Bear in mind that cheap on or newly off track TB feet are generally going to be universally crappy regardless of the quality of the farrier, because when a horse is at the bottom and not performing the owner stops paying bills, and they don’t get their feet done every 4 weeks. Even if a good farrier is shoeing, they can’t do much with overgrown feet.

Sorry, that doesn’t really answer OP’s question, but I just hate to see people grousing about racetrack farriers. Cheap tracks mean no money, no money means as long as you can go between shoeing, and that’s why you see the crappy feet.

I have seen them shod that way on purpose. Trainers at the track are requesting longer toes “for better breakover”. It has been like this for years - at least long as I have been involved in rehoming OTTBS (early 2000s). I have never gotten a TB from the track that has not had this trim style - and many of my TBs came from quality connections, not bottom rung trainers.

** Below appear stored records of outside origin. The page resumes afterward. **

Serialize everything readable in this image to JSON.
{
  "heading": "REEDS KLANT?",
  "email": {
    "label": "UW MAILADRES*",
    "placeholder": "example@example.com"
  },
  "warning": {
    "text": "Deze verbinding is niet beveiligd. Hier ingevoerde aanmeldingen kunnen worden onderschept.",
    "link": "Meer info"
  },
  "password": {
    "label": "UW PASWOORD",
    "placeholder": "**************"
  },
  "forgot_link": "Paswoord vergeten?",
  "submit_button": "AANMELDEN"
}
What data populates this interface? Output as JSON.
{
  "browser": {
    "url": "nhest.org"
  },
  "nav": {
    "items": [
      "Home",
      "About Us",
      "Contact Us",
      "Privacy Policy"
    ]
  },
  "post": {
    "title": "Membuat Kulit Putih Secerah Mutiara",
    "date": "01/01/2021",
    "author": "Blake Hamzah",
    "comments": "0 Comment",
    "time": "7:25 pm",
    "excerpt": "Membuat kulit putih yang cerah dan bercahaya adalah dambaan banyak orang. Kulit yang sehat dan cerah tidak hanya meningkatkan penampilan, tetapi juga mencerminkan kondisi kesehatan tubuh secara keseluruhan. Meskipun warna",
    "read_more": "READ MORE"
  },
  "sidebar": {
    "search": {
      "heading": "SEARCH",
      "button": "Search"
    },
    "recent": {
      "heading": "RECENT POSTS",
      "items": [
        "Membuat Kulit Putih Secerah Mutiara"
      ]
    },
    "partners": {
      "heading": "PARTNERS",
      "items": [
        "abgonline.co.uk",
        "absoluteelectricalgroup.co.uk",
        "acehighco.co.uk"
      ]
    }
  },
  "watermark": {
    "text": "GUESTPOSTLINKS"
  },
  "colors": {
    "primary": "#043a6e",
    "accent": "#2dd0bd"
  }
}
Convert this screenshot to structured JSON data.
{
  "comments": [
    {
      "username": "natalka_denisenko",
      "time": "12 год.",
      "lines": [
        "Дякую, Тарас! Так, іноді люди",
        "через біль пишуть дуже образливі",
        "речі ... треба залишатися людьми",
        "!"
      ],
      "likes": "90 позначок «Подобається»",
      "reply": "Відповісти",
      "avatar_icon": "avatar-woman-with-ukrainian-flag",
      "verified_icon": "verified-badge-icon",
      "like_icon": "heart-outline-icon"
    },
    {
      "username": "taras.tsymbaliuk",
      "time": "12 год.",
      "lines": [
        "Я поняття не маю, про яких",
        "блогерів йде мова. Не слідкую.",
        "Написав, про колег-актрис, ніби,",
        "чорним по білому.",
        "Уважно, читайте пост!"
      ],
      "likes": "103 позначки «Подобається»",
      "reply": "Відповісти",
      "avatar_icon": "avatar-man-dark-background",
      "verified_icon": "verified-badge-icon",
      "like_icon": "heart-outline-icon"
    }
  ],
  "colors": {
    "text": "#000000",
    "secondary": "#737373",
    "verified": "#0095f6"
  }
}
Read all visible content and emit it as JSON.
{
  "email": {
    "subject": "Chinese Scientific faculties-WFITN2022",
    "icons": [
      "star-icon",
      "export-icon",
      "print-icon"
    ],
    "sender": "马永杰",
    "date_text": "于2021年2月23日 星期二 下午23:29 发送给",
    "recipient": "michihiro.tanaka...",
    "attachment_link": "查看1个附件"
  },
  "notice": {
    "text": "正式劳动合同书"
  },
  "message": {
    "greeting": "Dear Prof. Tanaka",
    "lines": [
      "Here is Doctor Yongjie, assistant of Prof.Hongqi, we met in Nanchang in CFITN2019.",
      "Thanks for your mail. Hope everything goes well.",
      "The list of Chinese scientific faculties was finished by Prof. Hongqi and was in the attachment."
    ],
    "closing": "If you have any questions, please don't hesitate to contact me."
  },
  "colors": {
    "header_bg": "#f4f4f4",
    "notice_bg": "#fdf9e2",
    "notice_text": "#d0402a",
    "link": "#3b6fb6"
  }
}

Have you been to the track recently? I don’t know many actively racing horses that are not at the very minimum reset before every race… I dislike using “always” and “everyone” but it hasn’t been my experience at all that the low end claimers go longer without trims. If anything it is the opposite, they are run more and reset more in light of it.

The bad feet at the track are because of hard concussive work, poor angles, and them being 1-2 years old (generally) and shod while they still have lots of maturing to do, even in their feet. It all comes together for pathologically unhealthy hooves that can sometimes take years to revert.

Guess I’ve had the privilege to be among excellent racetrack farriers and good horse management. Our 2 year olds would be barefoot until they started galloping in earnest, and we started them late. IME, cheap horses aren’t reshod before every race; they’re running every 2 weeks. I have seen bad farrier work on good horses and great farrier work on cheap horses. Guess it all just depends.

Thanks everyone! This has been quite informative. And I feel less crazy knowing that it’s not just me seeing things (because if I stare at any horse long enough I can pick something that is off - even if it’s not there haha).